It’s an open secret: the 1967 Outer Space Treaty is dead. And if it is not officially buried, it is because no one dares to open the “Pandora’s box” that will serve as a new international negotiation at a time when space is no longer Just The playing field of two or three superpowers: money, money, and money.
The problem is that maintaining the life support treaty severely limits the scope of ambitious space programmes. The best example, of course, is Artemis.
The best example? because? And I say it’s the best example because the first thing the United States did when it began seriously working on the program (which would take us back to the moon, lay the foundations of the lunar economy and take us to the gates to Mars) was create a treaty, on the basis of the 1967 treaty, that would modernize it: Artemis Accords.
Well, Spain just signed them. In doing so, it becomes the 25th country to sign it, and in this way, the state He officially joins the program. The truth is that cooperation between the United States and Spain in space matters goes back decades. The first images of Armstrong and his companions landing on the moon were received in the mountains of Madrid before they were broadcast around the world.
It didn’t stop like this. However, the signing of agreements is part of the motivation that the Pedro Sanchez government wanted to give space in Spain. The creation of the Spanish Space Agency is the most striking point, but the strategy included a budget increase, an international repositioning and, of course, the new batch of Spanish astronauts.

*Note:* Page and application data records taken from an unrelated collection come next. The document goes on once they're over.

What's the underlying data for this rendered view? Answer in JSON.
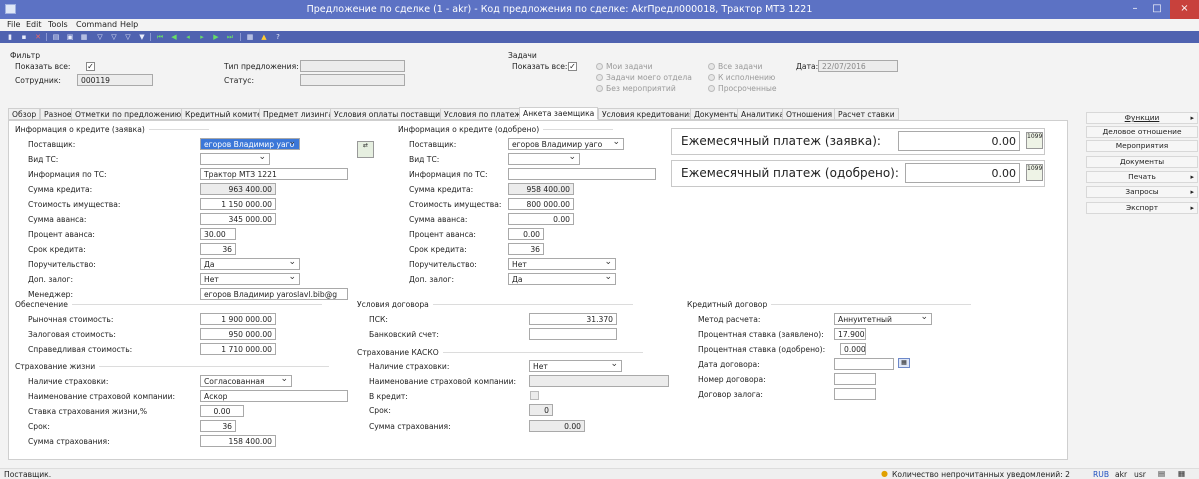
{
  "window": {
    "title": "Предложение по сделке (1 - akr) - Код предложения по сделке: AkrПредл000018, Трактор МТЗ 1221",
    "minimize": "–",
    "maximize": "□",
    "close": "×"
  },
  "menu": [
    "File",
    "Edit",
    "Tools",
    "Command",
    "Help"
  ],
  "filter": {
    "legend": "Фильтр",
    "show_all_label": "Показать все:",
    "show_all_checked": true,
    "employee_label": "Сотрудник:",
    "employee_value": "000119",
    "offer_type_label": "Тип предложения:",
    "offer_type_value": "",
    "status_label": "Статус:",
    "status_value": ""
  },
  "tasks": {
    "legend": "Задачи",
    "show_all_label": "Показать все:",
    "show_all_checked": true,
    "radios": [
      "Мои задачи",
      "Задачи моего отдела",
      "Без мероприятий",
      "Все задачи",
      "К исполнению",
      "Просроченные"
    ],
    "date_label": "Дата:",
    "date_value": "22/07/2016"
  },
  "tabs": [
    "Обзор",
    "Разное",
    "Отметки по предложению",
    "Кредитный комитет",
    "Предмет лизинга",
    "Условия оплаты поставщику",
    "Условия по платежам",
    "Анкета заемщика",
    "Условия кредитования",
    "Документы",
    "Аналитика",
    "Отношения",
    "Расчет ставки"
  ],
  "active_tab": "Анкета заемщика",
  "credit_request": {
    "legend": "Информация о кредите (заявка)",
    "supplier_label": "Поставщик:",
    "supplier_value": "егоров Владимир уаго",
    "vehicle_type_label": "Вид ТС:",
    "vehicle_type_value": "",
    "vehicle_info_label": "Информация по ТС:",
    "vehicle_info_value": "Трактор МТЗ 1221",
    "credit_sum_label": "Сумма кредита:",
    "credit_sum_value": "963 400.00",
    "property_cost_label": "Стоимость имущества:",
    "property_cost_value": "1 150 000.00",
    "advance_sum_label": "Сумма аванса:",
    "advance_sum_value": "345 000.00",
    "advance_pct_label": "Процент аванса:",
    "advance_pct_value": "30.00",
    "term_label": "Срок кредита:",
    "term_value": "36",
    "guarantee_label": "Поручительство:",
    "guarantee_value": "Да",
    "collateral_label": "Доп. залог:",
    "collateral_value": "Нет",
    "manager_label": "Менеджер:",
    "manager_value": "егоров Владимир yaroslavl.bib@g"
  },
  "credit_approved": {
    "legend": "Информация о кредите (одобрено)",
    "supplier_label": "Поставщик:",
    "supplier_value": "егоров Владимир уаго",
    "vehicle_type_label": "Вид ТС:",
    "vehicle_type_value": "",
    "vehicle_info_label": "Информация по ТС:",
    "vehicle_info_value": "",
    "credit_sum_label": "Сумма кредита:",
    "credit_sum_value": "958 400.00",
    "property_cost_label": "Стоимость имущества:",
    "property_cost_value": "800 000.00",
    "advance_sum_label": "Сумма аванса:",
    "advance_sum_value": "0.00",
    "advance_pct_label": "Процент аванса:",
    "advance_pct_value": "0.00",
    "term_label": "Срок кредита:",
    "term_value": "36",
    "guarantee_label": "Поручительство:",
    "guarantee_value": "Нет",
    "collateral_label": "Доп. залог:",
    "collateral_value": "Да"
  },
  "payments": {
    "request_label": "Ежемесячный платеж (заявка):",
    "request_value": "0.00",
    "approved_label": "Ежемесячный платеж (одобрено):",
    "approved_value": "0.00"
  },
  "security": {
    "legend": "Обеспечение",
    "market_label": "Рыночная стоимость:",
    "market_value": "1 900 000.00",
    "pledge_label": "Залоговая стоимость:",
    "pledge_value": "950 000.00",
    "fair_label": "Справедливая стоимость:",
    "fair_value": "1 710 000.00"
  },
  "life_insurance": {
    "legend": "Страхование жизни",
    "has_label": "Наличие страховки:",
    "has_value": "Согласованная",
    "company_label": "Наименование страховой компании:",
    "company_value": "Аскор",
    "rate_label": "Ставка страхования жизни,%",
    "rate_value": "0.00",
    "term_label": "Срок:",
    "term_value": "36",
    "sum_label": "Сумма страхования:",
    "sum_value": "158 400.00"
  },
  "contract_terms": {
    "legend": "Условия договора",
    "psk_label": "ПСК:",
    "psk_value": "31.370",
    "account_label": "Банковский счет:",
    "account_value": ""
  },
  "kasko": {
    "legend": "Страхование КАСКО",
    "has_label": "Наличие страховки:",
    "has_value": "Нет",
    "company_label": "Наименование страховой компании:",
    "company_value": "",
    "credit_label": "В кредит:",
    "credit_checked": false,
    "term_label": "Срок:",
    "term_value": "0",
    "sum_label": "Сумма страхования:",
    "sum_value": "0.00"
  },
  "credit_contract": {
    "legend": "Кредитный договор",
    "method_label": "Метод расчета:",
    "method_value": "Аннуитетный",
    "rate_declared_label": "Процентная ставка (заявлено):",
    "rate_declared_value": "17.900",
    "rate_approved_label": "Процентная ставка (одобрено):",
    "rate_approved_value": "0.000",
    "date_label": "Дата договора:",
    "date_value": "",
    "number_label": "Номер договора:",
    "number_value": "",
    "pledge_label": "Договор залога:",
    "pledge_value": ""
  },
  "sidebar": [
    {
      "label": "Функции",
      "arrow": "▸"
    },
    {
      "label": "Деловое отношение",
      "arrow": ""
    },
    {
      "label": "Мероприятия",
      "arrow": ""
    },
    {
      "label": "Документы",
      "arrow": ""
    },
    {
      "label": "Печать",
      "arrow": "▸"
    },
    {
      "label": "Запросы",
      "arrow": "▸"
    },
    {
      "label": "Экспорт",
      "arrow": "▸"
    }
  ],
  "statusbar": {
    "left": "Поставщик.",
    "notifications": "Количество непрочитанных уведомлений: 2",
    "currency": "RUB",
    "company": "akr",
    "user": "usr"
  }
}
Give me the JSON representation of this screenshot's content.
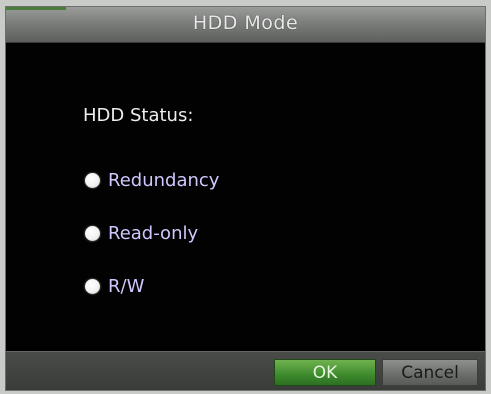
{
  "dialog": {
    "title": "HDD Mode",
    "status_label": "HDD Status:",
    "options": [
      {
        "label": "Redundancy",
        "selected": false
      },
      {
        "label": "Read-only",
        "selected": false
      },
      {
        "label": "R/W",
        "selected": false
      }
    ],
    "ok_label": "OK",
    "cancel_label": "Cancel"
  },
  "colors": {
    "background": "#020202",
    "titlebar": "#7c7e7c",
    "ok_button": "#3d8a2d",
    "cancel_button": "#6b6d6b",
    "option_text": "#cfc8ff"
  }
}
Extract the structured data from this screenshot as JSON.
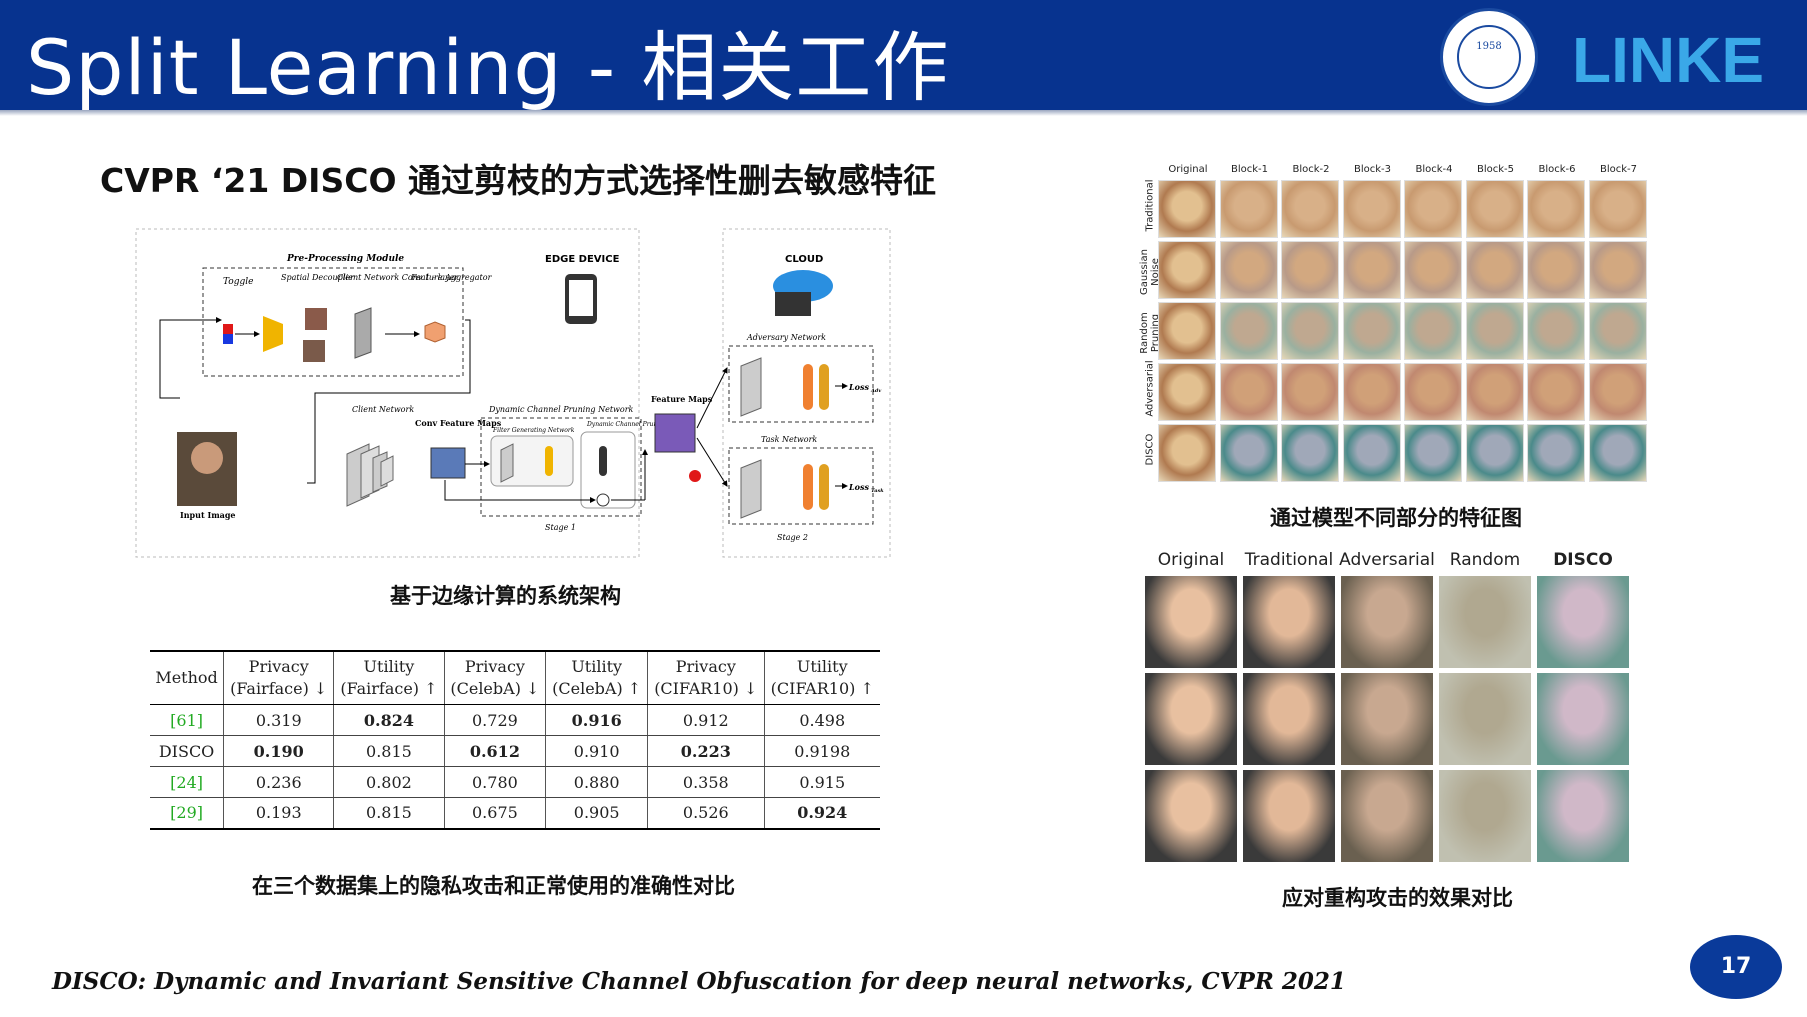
{
  "header": {
    "title": "Split Learning - 相关工作",
    "seal_year": "1958",
    "brand": "LINKE"
  },
  "subtitle": "CVPR ‘21 DISCO 通过剪枝的方式选择性删去敏感特征",
  "architecture": {
    "pre_processing_module": "Pre-Processing Module",
    "toggle": "Toggle",
    "spatial_decoupler": "Spatial Decoupler",
    "client_network_conv": "Client Network Conv 1 - layer",
    "feature_aggregator": "Feature Aggregator",
    "edge_device": "EDGE DEVICE",
    "cloud": "CLOUD",
    "adversary_network": "Adversary Network",
    "task_network": "Task Network",
    "client_network": "Client Network",
    "conv_feature_maps": "Conv Feature Maps",
    "dynamic_channel_pruning_network": "Dynamic Channel Pruning Network",
    "filter_generating_network": "Filter Generating Network",
    "dynamic_channel_pruning_layer": "Dynamic Channel Pruning Layer",
    "feature_maps": "Feature Maps",
    "input_image": "Input Image",
    "stage1": "Stage 1",
    "stage2": "Stage 2",
    "loss_adv": "Loss",
    "loss_adv_sub": "Adv",
    "loss_task": "Loss",
    "loss_task_sub": "Task",
    "conv": "CONV",
    "caption": "基于边缘计算的系统架构"
  },
  "table": {
    "headers": [
      [
        "Method",
        ""
      ],
      [
        "Privacy",
        "(Fairface) ↓"
      ],
      [
        "Utility",
        "(Fairface) ↑"
      ],
      [
        "Privacy",
        "(CelebA) ↓"
      ],
      [
        "Utility",
        "(CelebA) ↑"
      ],
      [
        "Privacy",
        "(CIFAR10) ↓"
      ],
      [
        "Utility",
        "(CIFAR10) ↑"
      ]
    ],
    "rows": [
      {
        "method": "[61]",
        "ref": true,
        "values": [
          "0.319",
          "0.824",
          "0.729",
          "0.916",
          "0.912",
          "0.498"
        ],
        "bold": [
          false,
          true,
          false,
          true,
          false,
          false
        ]
      },
      {
        "method": "DISCO",
        "ref": false,
        "values": [
          "0.190",
          "0.815",
          "0.612",
          "0.910",
          "0.223",
          "0.9198"
        ],
        "bold": [
          true,
          false,
          true,
          false,
          true,
          false
        ]
      },
      {
        "method": "[24]",
        "ref": true,
        "values": [
          "0.236",
          "0.802",
          "0.780",
          "0.880",
          "0.358",
          "0.915"
        ],
        "bold": [
          false,
          false,
          false,
          false,
          false,
          false
        ]
      },
      {
        "method": "[29]",
        "ref": true,
        "values": [
          "0.193",
          "0.815",
          "0.675",
          "0.905",
          "0.526",
          "0.924"
        ],
        "bold": [
          false,
          false,
          false,
          false,
          false,
          true
        ]
      }
    ],
    "caption": "在三个数据集上的隐私攻击和正常使用的准确性对比"
  },
  "feature_grid": {
    "columns": [
      "Original",
      "Block-1",
      "Block-2",
      "Block-3",
      "Block-4",
      "Block-5",
      "Block-6",
      "Block-7"
    ],
    "rows": [
      "Traditional",
      "Gaussian Noise",
      "Random Pruning",
      "Adversarial",
      "DISCO"
    ],
    "caption": "通过模型不同部分的特征图"
  },
  "reconstruction": {
    "columns": [
      "Original",
      "Traditional",
      "Adversarial",
      "Random",
      "DISCO"
    ],
    "caption": "应对重构攻击的效果对比"
  },
  "footer": {
    "reference": "DISCO: Dynamic and Invariant Sensitive Channel Obfuscation for deep neural networks, CVPR 2021",
    "page": "17"
  },
  "colors": {
    "header_bg": "#07338f",
    "ref_green": "#22aa22",
    "badge": "#0a3a9a"
  }
}
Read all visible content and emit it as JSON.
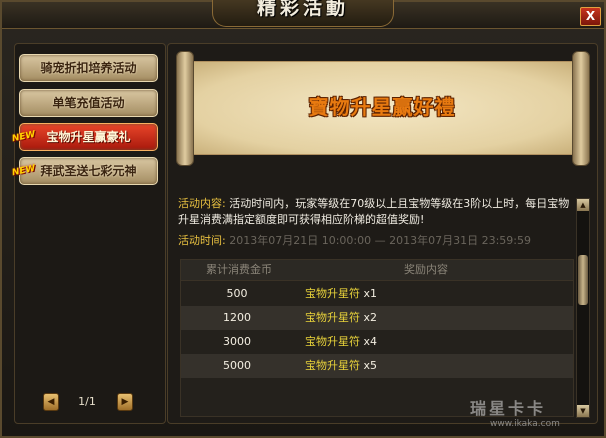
{
  "window": {
    "title": "精彩活動",
    "close_label": "X"
  },
  "sidebar": {
    "items": [
      {
        "label": "骑宠折扣培养活动",
        "active": false,
        "new": false
      },
      {
        "label": "单笔充值活动",
        "active": false,
        "new": false
      },
      {
        "label": "宝物升星赢豪礼",
        "active": true,
        "new": true
      },
      {
        "label": "拜武圣送七彩元神",
        "active": false,
        "new": true
      }
    ],
    "new_badge": "NEW",
    "pager": {
      "prev_icon": "◀",
      "next_icon": "▶",
      "page_text": "1/1"
    }
  },
  "banner": {
    "title": "寶物升星赢好禮"
  },
  "event": {
    "content_label": "活动内容:",
    "content_text": "活动时间内，玩家等级在70级以上且宝物等级在3阶以上时，每日宝物升星消费满指定额度即可获得相应阶梯的超值奖励!",
    "time_label": "活动时间:",
    "time_value": "2013年07月21日 10:00:00 — 2013年07月31日 23:59:59"
  },
  "table": {
    "headers": {
      "cost": "累计消费金币",
      "reward": "奖励内容"
    },
    "rows": [
      {
        "cost": "500",
        "reward_name": "宝物升星符",
        "reward_qty": " x1"
      },
      {
        "cost": "1200",
        "reward_name": "宝物升星符",
        "reward_qty": " x2"
      },
      {
        "cost": "3000",
        "reward_name": "宝物升星符",
        "reward_qty": " x4"
      },
      {
        "cost": "5000",
        "reward_name": "宝物升星符",
        "reward_qty": " x5"
      }
    ]
  },
  "scrollbar": {
    "up_icon": "▲",
    "down_icon": "▼"
  },
  "watermark": {
    "brand": "瑞星卡卡",
    "url": "www.ikaka.com"
  }
}
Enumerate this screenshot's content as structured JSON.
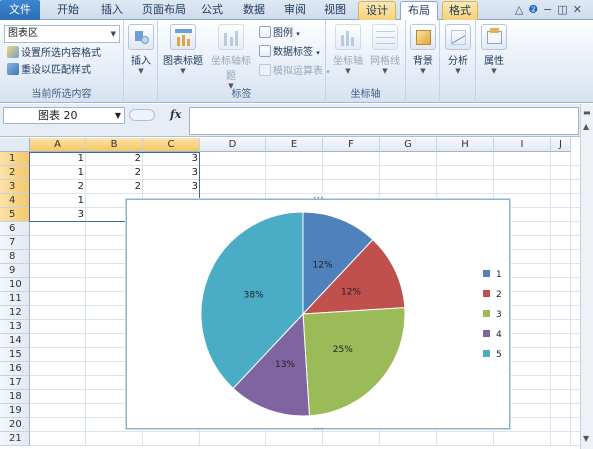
{
  "ribbon_tabs": [
    "文件",
    "开始",
    "插入",
    "页面布局",
    "公式",
    "数据",
    "审阅",
    "视图",
    "设计",
    "布局",
    "格式"
  ],
  "ribbon": {
    "current_selection": {
      "dropdown_value": "图表区",
      "format_selection": "设置所选内容格式",
      "reset_style": "重设以匹配样式",
      "label": "当前所选内容"
    },
    "insert": {
      "label": "插入"
    },
    "labels_group": {
      "chart_title": "图表标题",
      "axis_title": "坐标轴标题",
      "legend": "图例",
      "data_labels": "数据标签",
      "data_table": "模拟运算表",
      "label": "标签"
    },
    "axes_group": {
      "axes": "坐标轴",
      "gridlines": "网格线",
      "label": "坐标轴"
    },
    "background": {
      "label": "背景"
    },
    "analysis": {
      "label": "分析"
    },
    "properties": {
      "label": "属性"
    }
  },
  "formula_bar": {
    "name_box": "图表 20",
    "fx": "fx",
    "formula": ""
  },
  "sheet": {
    "columns": [
      "A",
      "B",
      "C",
      "D",
      "E",
      "F",
      "G",
      "H",
      "I",
      "J"
    ],
    "rows": [
      "1",
      "2",
      "3",
      "4",
      "5",
      "6",
      "7",
      "8",
      "9",
      "10",
      "11",
      "12",
      "13",
      "14",
      "15",
      "16",
      "17",
      "18",
      "19",
      "20",
      "21"
    ],
    "cells": [
      [
        "1",
        "2",
        "3"
      ],
      [
        "1",
        "2",
        "3"
      ],
      [
        "2",
        "2",
        "3"
      ],
      [
        "1",
        "",
        ""
      ],
      [
        "3",
        "",
        ""
      ]
    ]
  },
  "chart_data": {
    "type": "pie",
    "categories": [
      "1",
      "2",
      "3",
      "4",
      "5"
    ],
    "values": [
      12,
      12,
      25,
      13,
      38
    ],
    "data_labels": [
      "12%",
      "12%",
      "25%",
      "13%",
      "38%"
    ],
    "colors": [
      "#4f81bd",
      "#c0504d",
      "#9bbb59",
      "#8064a2",
      "#4bacc6"
    ],
    "legend_position": "right",
    "title": ""
  }
}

But why all this? On a practical level, under all the rhetoric of “international cooperation” and “ensuring humanity’s rapid expansion into space takes place in a peaceful, safe and transparent manner”, Spain’s entry into the program does not have many direct consequences (and even less if we consider that government policy today is up in the air ).
However, it is not free or useless. Space is one of the most interesting sectors of industrial, economic and technological development. The signing of agreements, in addition to being a purely diplomatic matter, is a movement that tries to put us in a better position in light of the news that is brewing there.
No long term vision. I have mentioned before that electoral progression leaves space strategy unstable and, therefore, very difficult to say what will happen in the coming years. Basically, we are facing an endemic problem in our country: the lack of state policies that do not oscillate from one government to another. Spain has no (or very few) great country strategies that overcome partisan squabbling.
In reactions to the news on social media, Someone was joking Who was worried about whether Spain had “great imperial plans” in the Solar System, and that with the signing of the Conventions, he would be calmer. Spanish “space fans” too, but for another reason: they understand that we need to go into space and this is an excellent step in this regard.
In Xataka | The Spaniards who put man on the moon
Image | NASA/Jackie McGuinness